The Rules of Improvisation
By: Jeffrey Krivis, IAM Distinguished Fellow
Email:firstname.lastname@example.org Posted: May 20, 2015
Mediation may be viewed as performance art, in which every case has improvisational aspects. Here are key rules.
1. Don’t deny offers and ideas: Denial is the primary reason negotiations get stalled. It causes you to have to regroup and try again, and it builds frustration in all parties including your audience.
2. Say yes, and!: Every negotiation is a communication process built on a story. To begin with, the players have to agree to the basic set-up; the who, what and where have to be developed so that the stage is properly set for the negotiation. After that, each idea should be met with “yes, and.” By saying “yes, and” we are not necessarily agreeing with the principles presented by our partners. We are simply developing the scene. First we accept the reality created by our partners, and then we add new information, so that we can ultimately determine what realistic options are available for settlement.
3. Avoid questions: Asking questions is a form of blocking. Questions force our negotiation partners to stop whatever they are doing and come up with an answer. You put the burden of coming up with something “interesting” on your partner, which means you are no longer doing a scene together, but forcing that person to do more work than you are willing to do. On a more subtle basis, questions can be used to add information or tell your partner the direction to go.
4. Be aware of status: Status refers to pecking order. The person who is lower in status defers to the person who is higher in status. This is established partly by social position, e.g., boss and employee, but mainly by interaction. Either person can play low or high status. If you act in a way that says you are not to be messed with, you establish high status. If you act in a way that says you’d rather follow than lead, you establish low status. Either way, the other player must adjust to you. Status is established in every line and gesture and changes continuously, and different behaviors can be used to raise or lower another person’s status.

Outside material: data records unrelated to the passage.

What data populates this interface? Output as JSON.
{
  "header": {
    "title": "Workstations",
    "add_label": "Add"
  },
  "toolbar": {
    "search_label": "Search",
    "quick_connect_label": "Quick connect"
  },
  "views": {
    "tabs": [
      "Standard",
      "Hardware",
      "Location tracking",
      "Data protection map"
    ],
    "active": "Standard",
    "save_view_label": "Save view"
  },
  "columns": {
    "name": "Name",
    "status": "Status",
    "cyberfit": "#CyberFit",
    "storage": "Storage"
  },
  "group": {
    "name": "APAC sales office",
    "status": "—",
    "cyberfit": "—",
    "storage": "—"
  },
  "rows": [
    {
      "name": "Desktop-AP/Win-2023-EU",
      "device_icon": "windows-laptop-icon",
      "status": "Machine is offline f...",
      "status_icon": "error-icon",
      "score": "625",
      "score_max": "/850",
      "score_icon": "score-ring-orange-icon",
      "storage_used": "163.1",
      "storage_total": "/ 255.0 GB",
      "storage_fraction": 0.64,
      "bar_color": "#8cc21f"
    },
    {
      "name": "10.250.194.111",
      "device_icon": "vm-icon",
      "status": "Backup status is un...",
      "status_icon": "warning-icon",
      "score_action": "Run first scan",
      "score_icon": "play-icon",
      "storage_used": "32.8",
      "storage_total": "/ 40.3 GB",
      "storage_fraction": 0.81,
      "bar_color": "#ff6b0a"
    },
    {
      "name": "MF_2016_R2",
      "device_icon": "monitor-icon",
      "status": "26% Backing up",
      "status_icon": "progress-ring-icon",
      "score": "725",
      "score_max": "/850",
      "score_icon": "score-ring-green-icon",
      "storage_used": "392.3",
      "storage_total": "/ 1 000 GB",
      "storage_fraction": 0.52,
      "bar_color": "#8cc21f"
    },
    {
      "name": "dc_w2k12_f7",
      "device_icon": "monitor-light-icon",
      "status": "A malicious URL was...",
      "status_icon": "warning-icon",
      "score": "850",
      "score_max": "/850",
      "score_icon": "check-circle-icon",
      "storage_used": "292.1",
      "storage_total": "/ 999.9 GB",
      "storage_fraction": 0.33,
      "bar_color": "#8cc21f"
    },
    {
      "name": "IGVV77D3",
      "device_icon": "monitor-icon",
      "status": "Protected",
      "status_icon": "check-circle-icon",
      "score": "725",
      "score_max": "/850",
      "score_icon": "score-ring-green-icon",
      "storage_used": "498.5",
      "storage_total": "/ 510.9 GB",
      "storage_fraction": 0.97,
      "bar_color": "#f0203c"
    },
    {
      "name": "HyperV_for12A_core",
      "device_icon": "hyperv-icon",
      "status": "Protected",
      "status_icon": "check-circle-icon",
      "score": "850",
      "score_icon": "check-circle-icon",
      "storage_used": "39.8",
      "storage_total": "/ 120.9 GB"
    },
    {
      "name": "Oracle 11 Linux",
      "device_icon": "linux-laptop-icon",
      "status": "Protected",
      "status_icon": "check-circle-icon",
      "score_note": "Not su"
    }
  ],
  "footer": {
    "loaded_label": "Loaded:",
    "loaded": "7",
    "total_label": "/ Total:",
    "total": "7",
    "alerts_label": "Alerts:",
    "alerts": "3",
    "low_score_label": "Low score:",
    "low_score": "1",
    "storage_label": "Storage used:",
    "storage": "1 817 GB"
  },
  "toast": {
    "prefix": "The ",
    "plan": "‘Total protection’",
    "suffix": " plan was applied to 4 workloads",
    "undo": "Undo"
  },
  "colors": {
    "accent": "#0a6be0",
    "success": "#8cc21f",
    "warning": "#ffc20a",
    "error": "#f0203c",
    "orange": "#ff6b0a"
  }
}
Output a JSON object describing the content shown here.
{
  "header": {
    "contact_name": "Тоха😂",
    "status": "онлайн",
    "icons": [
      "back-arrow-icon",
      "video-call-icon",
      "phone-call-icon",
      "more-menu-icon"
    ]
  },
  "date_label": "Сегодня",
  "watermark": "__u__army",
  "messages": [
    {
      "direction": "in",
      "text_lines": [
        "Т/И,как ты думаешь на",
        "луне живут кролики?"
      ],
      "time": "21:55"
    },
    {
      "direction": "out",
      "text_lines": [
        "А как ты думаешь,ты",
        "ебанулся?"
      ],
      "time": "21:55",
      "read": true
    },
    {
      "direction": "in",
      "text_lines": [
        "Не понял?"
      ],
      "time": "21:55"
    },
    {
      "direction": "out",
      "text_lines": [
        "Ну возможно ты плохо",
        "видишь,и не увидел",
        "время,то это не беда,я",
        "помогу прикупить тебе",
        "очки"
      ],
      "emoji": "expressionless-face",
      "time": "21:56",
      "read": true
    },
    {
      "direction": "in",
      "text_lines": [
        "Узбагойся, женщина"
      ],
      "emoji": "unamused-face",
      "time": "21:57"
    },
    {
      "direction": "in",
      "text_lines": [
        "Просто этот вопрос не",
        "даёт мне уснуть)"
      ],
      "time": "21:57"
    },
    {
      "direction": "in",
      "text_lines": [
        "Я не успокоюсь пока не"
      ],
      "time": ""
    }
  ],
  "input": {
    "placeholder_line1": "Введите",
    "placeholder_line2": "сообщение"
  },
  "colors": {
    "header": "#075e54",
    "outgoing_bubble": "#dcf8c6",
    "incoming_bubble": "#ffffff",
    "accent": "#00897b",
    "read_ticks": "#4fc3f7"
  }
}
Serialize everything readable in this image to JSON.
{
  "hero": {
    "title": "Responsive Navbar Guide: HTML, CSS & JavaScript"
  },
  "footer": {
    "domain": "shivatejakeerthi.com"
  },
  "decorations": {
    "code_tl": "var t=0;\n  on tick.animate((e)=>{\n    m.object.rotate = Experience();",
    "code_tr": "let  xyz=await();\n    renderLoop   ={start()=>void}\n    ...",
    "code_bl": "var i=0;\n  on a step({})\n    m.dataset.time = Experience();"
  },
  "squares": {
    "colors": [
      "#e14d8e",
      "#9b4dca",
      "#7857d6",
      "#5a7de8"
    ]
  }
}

5. Listen: Pay very close attention to everything that happens in the scene. What you hear is the raw material that goes into your story line. Once you have registered enough information about the people in your scene, you can lead folks back to your idea or agenda. The good standup comic asks the audience questions and riffs on their answers to lead into the next preplanned punch line.
6. Spontaneity: Trust your imagination without doubt or question; let a scene move forward without preconceptions or a fixed idea of where it should go.
7. Make the other guy look good: You don’t get anywhere by putting the other person down or leaving them out to dry or making them feel stupid. The better you make your partner look, the better the scene is going to be, and, as a direct result, the better outcome you are going to achieve.
8. Tell a story: Storytelling is probably the easiest rule to remember but the hardest one to do. In a negotiation, you must take unrelated elements and bring them together to create an interesting tale.
9. Look beyond the words: Become sensitive to reading nonverbal communication so you can ask clarifying questions and sense what the real subtext is. Words are tools to accomplish goals, and character goals are often quite different from the dialogue spoken.
10. Don’t waffle: Some people like to babble in the hope an idea will pop into their heads. Waffling is a way of postponing making a constructive offer when you lack an idea.
11. Don’t try to be funny: Humor will naturally come out of a scene without any effort.
12. Make the active choice: Improvisational negotiation is about the doing. People are drawn to action. When there is the opportunity to do something (show rather than tell) always go for the active choice.
13. Enter and exit with purpose: Entering, exiting and staying put should have a reason, be justified. Don’t just say “Ok, bye” and walk out of a scene. Give a reason. Unjustified exits tend to be a problem.
14. Create a game within a scene: Every scene is like a skit and involves a game between the participants. In the famous Monty Python “Argument” scene, the characters play a game in which everything that is said is denied, which becomes the agreed upon behavior of the players.
15. Allow ideas to form in the progress of the scene: Do not go into a scene with all of the beats worked out. Allow time for new ideas to arise. Do not panic when things do not happen when you want them to happen.
16. Understand pattern development: Be alert in a scene to developing patterns of conversation: “Mary had a little lamb whose fleece . . . “. The audience knows what you should say as well as your fellow performers, so say it.
Summary: Improvisation in traditional theater has relied on conflict to create drama. Improvisation in non-traditional theater requires agreement. Conflict for its own sake stops the action. Agreement allows the action to proceed, though it may take two or more opposing paths. What is fundamental is the relationship between the opposing characters.
Please note that each IAM Blog posting represents the view of its individual author,
but not necessarily others associated with IAM.
IAM Blog Editor Keith L. Seat may be contacted at email@example.com.